scorch of earth from Baja California to Arizona. In its northern
reaches, if winter rains are mighty, spring
chronology of chinese americanhistory
1368–1644 Ming dynasty rules China.
1600s Chinese reach Mexico on the ships of the Manila galleon.
1644–1911 Qing dynasty (Manchu) rules China.
1683 Manchus take over Taiwan from Ming loyalists, who had ousted
the Dutch in 1681.
1784 U.S.-China trade begins with the voyage of the Empress of China
from New York to Canton.
1785 Three stranded crewmen, Ashing, Achun, and Accun, are first
Chinese to land in the U.S. at Baltimore.
1818 Five Chinese students arrive to study at the Foreign Missions
School in Cornwall, Connecticut
The Potential of Comparison
As a Japanese historian of the United States, I have an abiding preoc-
cupation: what meaning does my work have in mainstream historiogra-
phy, predominantly written by U.S. historians? This book directly con-
fronts this concern and leads me to the conclusion that foreign scholars
can indeed make a contribution to the fi eld of Americanhistory. Thus
encouraged, I argue further that foreignness, while lacking an ingrained
native perspective, can nevertheless be a
American War in Vietnam,” Asian Profiles, 23/1 (Feb., 1995), 35–57.
20. For a study of how popular music and cultures have reflected a mix of indigenous
and imported influences, see Craig A. Lockard, Dance of Life: Popular Music and Politics in
Southeast Asia (Honolulu: University of Hawai’i Press, 1997).
AMERIC AN HIS TORY A S IF THE WORLD MAT TERED
(AND VICE VERSA)
AMERIC AN HIS TORY IN GLOBAL PER SPEC TIVE
In recent decades, scholars dissatisfied with the insularity of traditional Americanhistory
have sought its larger contexts and connections
Not Quite at Home
Writing AmericanHistory in Denmark
david e. nye
Scandinavian historians were seldom much concerned with the United
States before World War II, and in Denmark only a few scattered courses
were fi rst offered in the 1930s.1 The fi eld developed slowly after 1945,
stimulated by the Fulbright Program.2 No American historians lived
permanently in Denmark before the 1980s, although several came tem-
porarily on exchanges. For decades, these visiting Americans and a few
Danes taught U.S. history primarily in departments of English
International at the Creation
Early Modern AmericanHistory
Karen Ordahl Kupperman
History begins in the East and moves steadily westward over two centuries
until it finally arrives at the Pacific coast. This is the foundational concep-
tion of Americanhistory, one that all Americans accept as self-evidently
true and founded in the realities of the period of first contact and settle-
ment.
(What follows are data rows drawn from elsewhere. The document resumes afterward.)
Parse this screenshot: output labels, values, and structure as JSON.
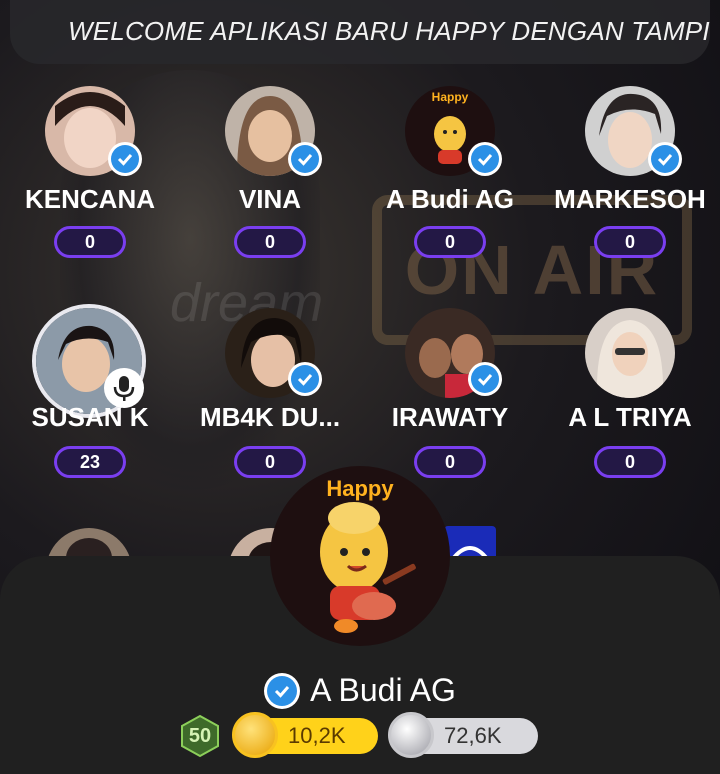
{
  "banner": {
    "text": "WELCOME APLIKASI BARU HAPPY DENGAN TAMPILAN BARU"
  },
  "background": {
    "onair_text": "ON AIR",
    "watermark": "dream"
  },
  "seats_row1": [
    {
      "name": "KENCANA",
      "count": "0",
      "verified": true
    },
    {
      "name": "VINA",
      "count": "0",
      "verified": true
    },
    {
      "name": "A Budi AG",
      "count": "0",
      "verified": true,
      "avatar_text": "Happy"
    },
    {
      "name": "MARKESOH",
      "count": "0",
      "verified": true
    }
  ],
  "seats_row2": [
    {
      "name": "SUSAN K",
      "count": "23",
      "speaking": true
    },
    {
      "name": "MB4K DU...",
      "count": "0",
      "verified": true
    },
    {
      "name": "IRAWATY",
      "count": "0",
      "verified": true
    },
    {
      "name": "A L TRIYA",
      "count": "0"
    }
  ],
  "profile": {
    "avatar_text": "Happy",
    "name": "A Budi AG",
    "level": "50",
    "coins": "10,2K",
    "silver": "72,6K"
  },
  "colors": {
    "accent": "#7a3ef0",
    "verified": "#2b90e6",
    "gold": "#ffd21a",
    "sheet": "#202020"
  }
}
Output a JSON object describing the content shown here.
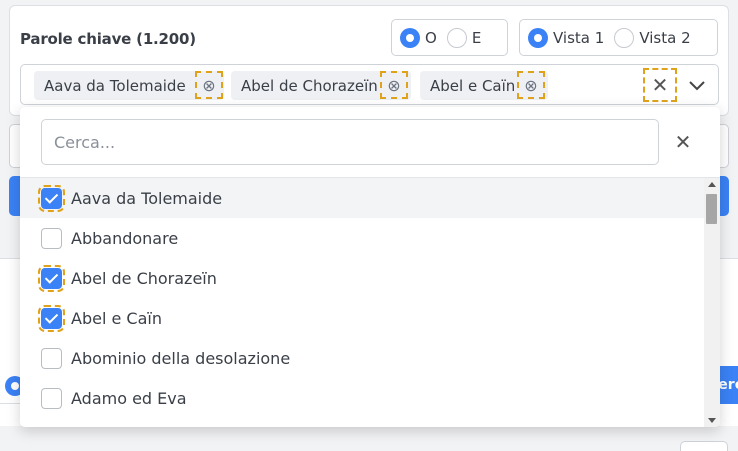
{
  "filter": {
    "title": "Parole chiave (1.200)",
    "operator_options": [
      {
        "label": "O",
        "selected": true
      },
      {
        "label": "E",
        "selected": false
      }
    ],
    "view_options": [
      {
        "label": "Vista 1",
        "selected": true
      },
      {
        "label": "Vista 2",
        "selected": false
      }
    ],
    "selected_chips": [
      "Aava da Tolemaide",
      "Abel de Chorazeïn",
      "Abel e Caïn"
    ]
  },
  "dropdown": {
    "search_placeholder": "Cerca...",
    "search_value": "",
    "items": [
      {
        "label": "Aava da Tolemaide",
        "checked": true,
        "highlighted": true
      },
      {
        "label": "Abbandonare",
        "checked": false
      },
      {
        "label": "Abel de Chorazeïn",
        "checked": true
      },
      {
        "label": "Abel e Caïn",
        "checked": true
      },
      {
        "label": "Abominio della desolazione",
        "checked": false
      },
      {
        "label": "Adamo ed Eva",
        "checked": false
      }
    ]
  },
  "background": {
    "button_label": "cerca"
  },
  "colors": {
    "accent": "#3b82f6",
    "highlight_outline": "#e0a21b"
  },
  "icons": {
    "chip_remove": "circle-x-icon",
    "clear_all": "close-icon",
    "expand": "chevron-down-icon"
  }
}
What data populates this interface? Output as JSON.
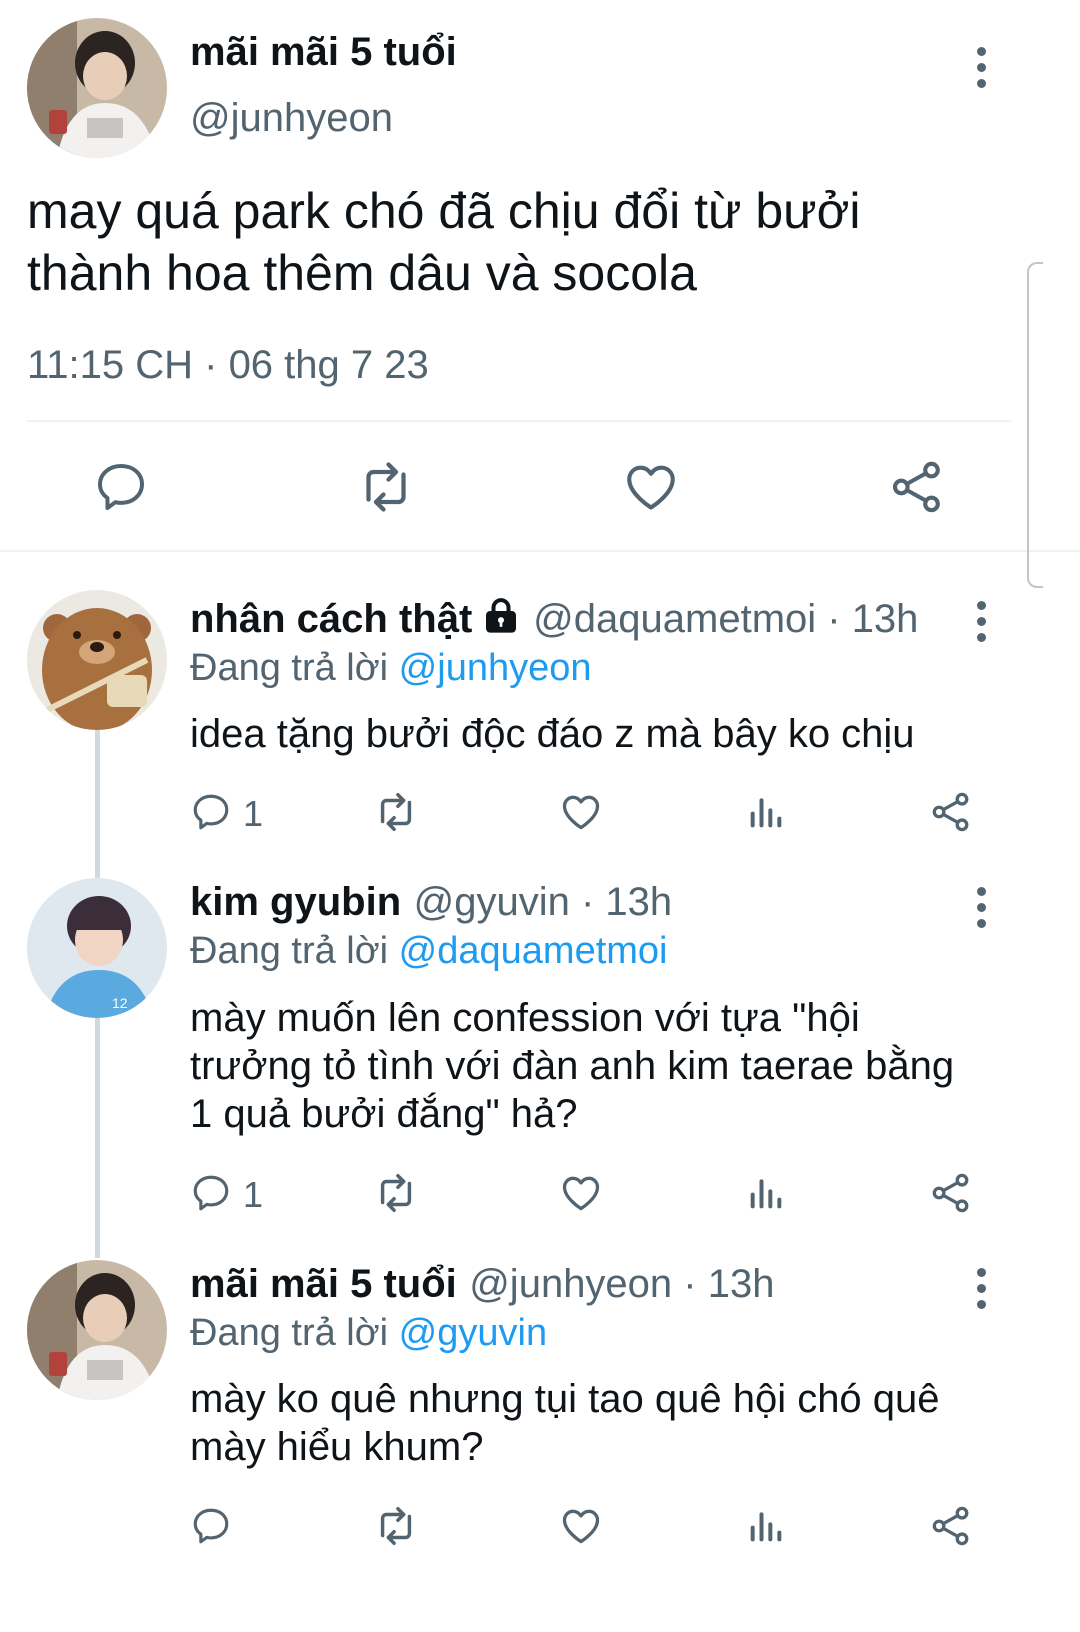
{
  "main_tweet": {
    "display_name": "mãi mãi 5 tuổi",
    "handle": "@junhyeon",
    "text_line1": "may quá park chó đã chịu đổi từ bưởi",
    "text_line2": "thành hoa thêm dâu và socola",
    "timestamp": "11:15 CH · 06 thg 7 23",
    "actions": [
      "reply-icon",
      "retweet-icon",
      "like-icon",
      "share-icon"
    ]
  },
  "replies": [
    {
      "display_name": "nhân cách thật",
      "lock_icon": "lock-icon",
      "meta": "@daquametmoi · 13h",
      "replying_prefix": "Đang trả lời",
      "replying_to": "@junhyeon",
      "text_lines": [
        "idea tặng bưởi độc đáo z mà bây ko chịu"
      ],
      "reply_count": "1"
    },
    {
      "display_name": "kim gyubin",
      "meta": "@gyuvin · 13h",
      "replying_prefix": "Đang trả lời",
      "replying_to": "@daquametmoi",
      "text_lines": [
        "mày muốn lên confession với tựa \"hội",
        "trưởng tỏ tình với đàn anh kim taerae bằng",
        "1 quả bưởi đắng\" hả?"
      ],
      "reply_count": "1"
    },
    {
      "display_name": "mãi mãi 5 tuổi",
      "meta": "@junhyeon · 13h",
      "replying_prefix": "Đang trả lời",
      "replying_to": "@gyuvin",
      "text_lines": [
        "mày ko quê nhưng tụi tao quê hội chó quê",
        "mày hiểu khum?"
      ],
      "reply_count": ""
    }
  ],
  "colors": {
    "link": "#1d9bf0",
    "muted": "#536471",
    "text": "#0f1419",
    "divider": "#eff3f4"
  }
}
But this truism comes down to us more from the nineteenth century,
when it was elaborated, than the seventeenth. This version of America’s
founding was cemented in
Watersheds in Time and Place
Writing AmericanHistory in Europe
michael heale, sylvia hilton, halina parafianowicz,
paul schor, and maurizio vaudagna
Promoting Americanhistory in Europe has been a thankless and even
dangerous business. Charles Kingsley as regius professor of modern his-
tory at Cambridge in 1866 endorsed a proposal that Harvard send
someone to lecture on Americanhistory every other year, but was
angrily rebuffed by dons who feared for the monarchy and the Church
of England, one thundering that “we shall be favored with a